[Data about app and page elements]
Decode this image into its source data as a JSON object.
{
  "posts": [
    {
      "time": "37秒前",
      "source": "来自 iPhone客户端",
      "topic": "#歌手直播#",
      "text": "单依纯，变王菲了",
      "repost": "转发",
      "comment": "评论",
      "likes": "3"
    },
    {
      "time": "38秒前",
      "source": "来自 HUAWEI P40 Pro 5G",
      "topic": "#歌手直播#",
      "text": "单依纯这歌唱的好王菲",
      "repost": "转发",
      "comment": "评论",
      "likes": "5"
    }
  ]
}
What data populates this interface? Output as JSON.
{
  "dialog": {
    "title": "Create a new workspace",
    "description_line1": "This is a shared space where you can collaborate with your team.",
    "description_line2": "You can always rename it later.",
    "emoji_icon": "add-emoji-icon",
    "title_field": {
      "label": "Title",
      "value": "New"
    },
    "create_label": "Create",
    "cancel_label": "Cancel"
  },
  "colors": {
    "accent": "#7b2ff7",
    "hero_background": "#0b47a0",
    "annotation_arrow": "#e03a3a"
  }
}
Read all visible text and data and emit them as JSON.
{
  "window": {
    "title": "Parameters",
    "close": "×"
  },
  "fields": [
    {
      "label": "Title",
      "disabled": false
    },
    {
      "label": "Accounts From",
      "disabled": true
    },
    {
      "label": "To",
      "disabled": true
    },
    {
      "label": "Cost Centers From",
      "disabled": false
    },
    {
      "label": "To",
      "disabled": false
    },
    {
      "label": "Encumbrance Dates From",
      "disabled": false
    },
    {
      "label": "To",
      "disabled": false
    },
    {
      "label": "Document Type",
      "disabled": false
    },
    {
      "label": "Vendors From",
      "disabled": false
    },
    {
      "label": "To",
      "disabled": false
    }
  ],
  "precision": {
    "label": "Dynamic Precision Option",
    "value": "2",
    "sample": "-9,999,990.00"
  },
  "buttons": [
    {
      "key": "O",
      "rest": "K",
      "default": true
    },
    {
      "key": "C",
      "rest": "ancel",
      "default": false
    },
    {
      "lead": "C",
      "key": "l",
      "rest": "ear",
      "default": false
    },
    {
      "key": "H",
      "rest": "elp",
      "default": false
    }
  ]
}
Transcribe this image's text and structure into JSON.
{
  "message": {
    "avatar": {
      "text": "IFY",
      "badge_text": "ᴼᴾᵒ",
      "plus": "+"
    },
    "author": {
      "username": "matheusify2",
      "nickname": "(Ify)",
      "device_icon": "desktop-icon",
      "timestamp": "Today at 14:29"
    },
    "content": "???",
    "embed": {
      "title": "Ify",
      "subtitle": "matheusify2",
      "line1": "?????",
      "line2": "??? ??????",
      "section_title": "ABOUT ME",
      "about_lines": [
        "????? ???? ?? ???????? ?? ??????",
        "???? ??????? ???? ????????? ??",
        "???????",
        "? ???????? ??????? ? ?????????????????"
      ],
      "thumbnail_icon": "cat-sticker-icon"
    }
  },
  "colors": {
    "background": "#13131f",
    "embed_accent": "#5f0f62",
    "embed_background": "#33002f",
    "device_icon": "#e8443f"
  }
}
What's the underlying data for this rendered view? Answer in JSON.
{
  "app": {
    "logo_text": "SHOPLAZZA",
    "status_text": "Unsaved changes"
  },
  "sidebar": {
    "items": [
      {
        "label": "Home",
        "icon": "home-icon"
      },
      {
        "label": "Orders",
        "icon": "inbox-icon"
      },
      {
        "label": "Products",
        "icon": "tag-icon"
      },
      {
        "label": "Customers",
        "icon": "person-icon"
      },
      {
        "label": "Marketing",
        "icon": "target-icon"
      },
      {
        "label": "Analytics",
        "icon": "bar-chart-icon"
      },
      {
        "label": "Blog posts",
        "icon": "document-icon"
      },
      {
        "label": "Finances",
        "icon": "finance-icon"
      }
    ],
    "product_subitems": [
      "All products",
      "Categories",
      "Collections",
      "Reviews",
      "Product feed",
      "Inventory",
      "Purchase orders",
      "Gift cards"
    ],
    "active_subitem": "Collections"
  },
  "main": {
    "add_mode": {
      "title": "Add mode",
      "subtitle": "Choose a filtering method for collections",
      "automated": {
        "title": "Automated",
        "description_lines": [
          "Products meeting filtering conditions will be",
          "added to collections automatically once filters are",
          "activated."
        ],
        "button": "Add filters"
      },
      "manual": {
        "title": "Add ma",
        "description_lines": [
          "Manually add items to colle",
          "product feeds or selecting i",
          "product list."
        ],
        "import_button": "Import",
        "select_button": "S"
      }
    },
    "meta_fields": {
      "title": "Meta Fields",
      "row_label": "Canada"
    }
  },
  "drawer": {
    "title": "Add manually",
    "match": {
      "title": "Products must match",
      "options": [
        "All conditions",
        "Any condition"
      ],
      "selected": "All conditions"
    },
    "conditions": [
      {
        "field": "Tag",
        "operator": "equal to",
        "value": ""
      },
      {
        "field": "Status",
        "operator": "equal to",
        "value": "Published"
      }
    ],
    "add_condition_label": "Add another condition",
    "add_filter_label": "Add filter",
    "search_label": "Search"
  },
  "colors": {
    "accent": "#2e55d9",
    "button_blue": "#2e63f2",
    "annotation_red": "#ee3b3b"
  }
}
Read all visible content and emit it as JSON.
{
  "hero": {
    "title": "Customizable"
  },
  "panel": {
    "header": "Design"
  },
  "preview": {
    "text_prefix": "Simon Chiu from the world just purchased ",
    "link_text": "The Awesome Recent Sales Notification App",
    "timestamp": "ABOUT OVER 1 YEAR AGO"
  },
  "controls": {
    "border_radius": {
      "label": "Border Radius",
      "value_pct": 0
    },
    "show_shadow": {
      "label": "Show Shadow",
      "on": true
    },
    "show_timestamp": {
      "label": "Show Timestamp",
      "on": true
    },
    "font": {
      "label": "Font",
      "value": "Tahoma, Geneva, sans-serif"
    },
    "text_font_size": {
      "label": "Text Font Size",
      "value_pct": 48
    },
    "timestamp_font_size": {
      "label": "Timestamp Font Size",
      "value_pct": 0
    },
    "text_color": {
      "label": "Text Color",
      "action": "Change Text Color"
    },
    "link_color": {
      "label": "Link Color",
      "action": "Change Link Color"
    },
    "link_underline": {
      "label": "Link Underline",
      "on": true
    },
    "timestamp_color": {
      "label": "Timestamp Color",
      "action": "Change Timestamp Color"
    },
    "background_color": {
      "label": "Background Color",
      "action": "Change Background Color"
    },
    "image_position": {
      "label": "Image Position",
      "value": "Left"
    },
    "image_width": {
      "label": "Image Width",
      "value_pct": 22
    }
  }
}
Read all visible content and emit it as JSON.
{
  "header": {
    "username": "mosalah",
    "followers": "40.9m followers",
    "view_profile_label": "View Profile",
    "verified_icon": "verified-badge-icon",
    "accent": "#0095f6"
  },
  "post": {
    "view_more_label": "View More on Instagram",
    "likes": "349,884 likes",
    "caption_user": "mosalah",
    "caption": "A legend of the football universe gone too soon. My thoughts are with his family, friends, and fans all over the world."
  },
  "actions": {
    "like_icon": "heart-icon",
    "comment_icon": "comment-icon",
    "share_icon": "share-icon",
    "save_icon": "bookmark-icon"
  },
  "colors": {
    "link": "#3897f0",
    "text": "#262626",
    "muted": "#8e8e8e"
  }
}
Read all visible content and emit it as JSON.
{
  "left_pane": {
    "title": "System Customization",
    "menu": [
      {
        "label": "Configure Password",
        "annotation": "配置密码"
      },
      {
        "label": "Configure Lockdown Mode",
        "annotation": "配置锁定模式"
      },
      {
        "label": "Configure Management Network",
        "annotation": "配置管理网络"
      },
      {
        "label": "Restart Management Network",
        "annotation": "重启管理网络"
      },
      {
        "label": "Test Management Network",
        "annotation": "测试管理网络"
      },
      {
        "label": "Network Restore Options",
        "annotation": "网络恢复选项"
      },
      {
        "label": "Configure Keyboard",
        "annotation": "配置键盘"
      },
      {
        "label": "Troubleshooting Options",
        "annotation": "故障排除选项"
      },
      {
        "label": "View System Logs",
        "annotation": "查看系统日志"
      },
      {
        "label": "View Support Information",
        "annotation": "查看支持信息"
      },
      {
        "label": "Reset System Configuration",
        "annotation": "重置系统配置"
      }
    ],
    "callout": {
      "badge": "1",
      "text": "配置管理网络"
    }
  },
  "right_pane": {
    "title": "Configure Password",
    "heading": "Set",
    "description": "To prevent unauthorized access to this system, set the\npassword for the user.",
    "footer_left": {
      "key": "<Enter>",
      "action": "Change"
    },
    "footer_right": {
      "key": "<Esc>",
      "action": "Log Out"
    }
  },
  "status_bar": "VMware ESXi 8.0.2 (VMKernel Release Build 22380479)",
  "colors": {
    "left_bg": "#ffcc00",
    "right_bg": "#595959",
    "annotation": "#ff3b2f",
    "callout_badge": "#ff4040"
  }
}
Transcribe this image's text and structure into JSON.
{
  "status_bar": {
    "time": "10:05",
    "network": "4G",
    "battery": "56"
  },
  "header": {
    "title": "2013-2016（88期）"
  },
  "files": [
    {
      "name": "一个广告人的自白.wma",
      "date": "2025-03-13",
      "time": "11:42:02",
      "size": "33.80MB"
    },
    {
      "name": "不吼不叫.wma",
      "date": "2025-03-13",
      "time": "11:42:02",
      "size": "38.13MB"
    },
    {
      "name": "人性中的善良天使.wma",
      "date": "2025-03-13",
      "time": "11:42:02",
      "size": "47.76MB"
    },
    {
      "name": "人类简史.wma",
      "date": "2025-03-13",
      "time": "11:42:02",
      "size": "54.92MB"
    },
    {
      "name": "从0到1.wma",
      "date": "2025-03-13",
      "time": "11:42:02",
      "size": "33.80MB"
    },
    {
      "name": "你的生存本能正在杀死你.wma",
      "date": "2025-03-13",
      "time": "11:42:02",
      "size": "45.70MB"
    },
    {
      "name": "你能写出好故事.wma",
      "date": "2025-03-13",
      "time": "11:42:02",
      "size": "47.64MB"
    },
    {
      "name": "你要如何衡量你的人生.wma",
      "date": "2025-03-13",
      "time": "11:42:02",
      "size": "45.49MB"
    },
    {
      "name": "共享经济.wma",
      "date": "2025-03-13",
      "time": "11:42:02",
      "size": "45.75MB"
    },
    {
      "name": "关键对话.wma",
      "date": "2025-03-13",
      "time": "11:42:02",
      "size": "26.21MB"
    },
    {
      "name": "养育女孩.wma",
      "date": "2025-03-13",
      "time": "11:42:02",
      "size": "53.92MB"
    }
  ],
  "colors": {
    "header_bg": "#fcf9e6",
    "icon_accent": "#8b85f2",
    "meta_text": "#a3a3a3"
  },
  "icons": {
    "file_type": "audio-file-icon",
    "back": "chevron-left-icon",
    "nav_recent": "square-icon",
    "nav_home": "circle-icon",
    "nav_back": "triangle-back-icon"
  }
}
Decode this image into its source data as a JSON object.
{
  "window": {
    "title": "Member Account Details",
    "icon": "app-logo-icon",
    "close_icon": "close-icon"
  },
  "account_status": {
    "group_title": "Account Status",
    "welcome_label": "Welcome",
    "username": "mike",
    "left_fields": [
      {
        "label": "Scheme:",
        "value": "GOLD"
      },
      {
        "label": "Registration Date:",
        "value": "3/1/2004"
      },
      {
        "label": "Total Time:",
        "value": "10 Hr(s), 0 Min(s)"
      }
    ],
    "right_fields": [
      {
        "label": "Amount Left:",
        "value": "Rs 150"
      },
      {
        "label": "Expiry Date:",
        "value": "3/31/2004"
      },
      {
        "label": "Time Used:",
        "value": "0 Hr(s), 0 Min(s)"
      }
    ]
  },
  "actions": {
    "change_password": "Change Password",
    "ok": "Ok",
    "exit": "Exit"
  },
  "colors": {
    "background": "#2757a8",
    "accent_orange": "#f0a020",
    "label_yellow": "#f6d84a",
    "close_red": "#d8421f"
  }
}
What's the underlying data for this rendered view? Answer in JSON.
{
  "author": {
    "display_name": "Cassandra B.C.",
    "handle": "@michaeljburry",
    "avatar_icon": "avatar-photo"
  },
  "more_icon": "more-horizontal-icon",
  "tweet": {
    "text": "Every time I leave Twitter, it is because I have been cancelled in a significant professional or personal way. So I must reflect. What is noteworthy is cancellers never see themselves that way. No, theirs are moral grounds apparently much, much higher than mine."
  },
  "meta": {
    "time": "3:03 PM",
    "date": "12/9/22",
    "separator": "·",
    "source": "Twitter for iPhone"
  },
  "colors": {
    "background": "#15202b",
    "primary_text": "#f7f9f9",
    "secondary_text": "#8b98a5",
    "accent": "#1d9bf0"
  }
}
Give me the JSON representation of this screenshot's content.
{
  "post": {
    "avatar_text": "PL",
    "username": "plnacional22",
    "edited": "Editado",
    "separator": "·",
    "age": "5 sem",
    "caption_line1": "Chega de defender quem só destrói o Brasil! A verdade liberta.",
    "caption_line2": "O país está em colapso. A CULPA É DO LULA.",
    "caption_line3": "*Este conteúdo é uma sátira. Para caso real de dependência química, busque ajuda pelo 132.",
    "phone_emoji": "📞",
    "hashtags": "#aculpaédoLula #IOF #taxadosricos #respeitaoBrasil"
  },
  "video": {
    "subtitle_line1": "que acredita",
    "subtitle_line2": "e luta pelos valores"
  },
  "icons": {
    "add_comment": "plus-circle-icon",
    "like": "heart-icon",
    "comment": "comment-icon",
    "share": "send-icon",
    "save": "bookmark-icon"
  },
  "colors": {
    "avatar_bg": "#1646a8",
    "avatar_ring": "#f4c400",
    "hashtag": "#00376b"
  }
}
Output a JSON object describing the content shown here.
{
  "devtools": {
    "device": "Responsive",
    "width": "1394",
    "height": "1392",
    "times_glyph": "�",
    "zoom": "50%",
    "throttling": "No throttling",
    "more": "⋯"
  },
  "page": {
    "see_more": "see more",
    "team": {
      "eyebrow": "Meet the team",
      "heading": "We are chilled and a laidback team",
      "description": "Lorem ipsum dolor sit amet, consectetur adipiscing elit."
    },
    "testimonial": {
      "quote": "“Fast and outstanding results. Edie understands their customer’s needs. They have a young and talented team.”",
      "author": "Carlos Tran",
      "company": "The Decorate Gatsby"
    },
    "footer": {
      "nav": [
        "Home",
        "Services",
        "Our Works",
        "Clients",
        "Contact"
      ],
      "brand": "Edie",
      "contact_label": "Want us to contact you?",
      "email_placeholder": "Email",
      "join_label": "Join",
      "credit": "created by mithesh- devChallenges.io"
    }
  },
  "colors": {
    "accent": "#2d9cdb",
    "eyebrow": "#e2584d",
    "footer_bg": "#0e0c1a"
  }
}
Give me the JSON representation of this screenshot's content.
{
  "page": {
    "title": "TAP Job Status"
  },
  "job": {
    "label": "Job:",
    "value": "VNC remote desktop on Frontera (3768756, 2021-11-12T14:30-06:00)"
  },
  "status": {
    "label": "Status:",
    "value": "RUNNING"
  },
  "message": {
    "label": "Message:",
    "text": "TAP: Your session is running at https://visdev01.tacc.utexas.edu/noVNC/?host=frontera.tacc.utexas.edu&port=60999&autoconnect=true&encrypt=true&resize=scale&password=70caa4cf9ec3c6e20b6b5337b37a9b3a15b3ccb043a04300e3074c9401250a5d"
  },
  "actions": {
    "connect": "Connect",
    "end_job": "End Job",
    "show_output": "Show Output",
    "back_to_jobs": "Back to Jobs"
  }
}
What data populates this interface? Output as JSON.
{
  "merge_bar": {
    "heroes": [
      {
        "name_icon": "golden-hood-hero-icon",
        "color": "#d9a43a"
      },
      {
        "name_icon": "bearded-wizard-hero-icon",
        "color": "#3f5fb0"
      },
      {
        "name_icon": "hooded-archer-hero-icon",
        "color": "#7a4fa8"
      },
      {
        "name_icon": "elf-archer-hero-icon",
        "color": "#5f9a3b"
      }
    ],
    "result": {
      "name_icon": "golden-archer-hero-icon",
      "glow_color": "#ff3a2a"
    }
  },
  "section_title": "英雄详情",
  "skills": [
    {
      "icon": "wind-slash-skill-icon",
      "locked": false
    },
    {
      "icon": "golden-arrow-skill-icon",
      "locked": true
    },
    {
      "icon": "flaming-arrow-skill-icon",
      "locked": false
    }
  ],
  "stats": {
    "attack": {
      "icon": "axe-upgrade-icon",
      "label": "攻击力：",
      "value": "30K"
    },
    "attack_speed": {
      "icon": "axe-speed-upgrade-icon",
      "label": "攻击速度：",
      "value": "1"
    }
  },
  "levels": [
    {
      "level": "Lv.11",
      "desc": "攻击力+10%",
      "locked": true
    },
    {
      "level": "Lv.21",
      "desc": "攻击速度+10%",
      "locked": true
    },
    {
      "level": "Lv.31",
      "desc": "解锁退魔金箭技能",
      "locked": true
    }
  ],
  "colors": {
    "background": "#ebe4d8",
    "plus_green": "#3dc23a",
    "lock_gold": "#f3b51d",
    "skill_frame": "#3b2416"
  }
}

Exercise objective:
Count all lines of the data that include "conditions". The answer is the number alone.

Solution for this problem:
4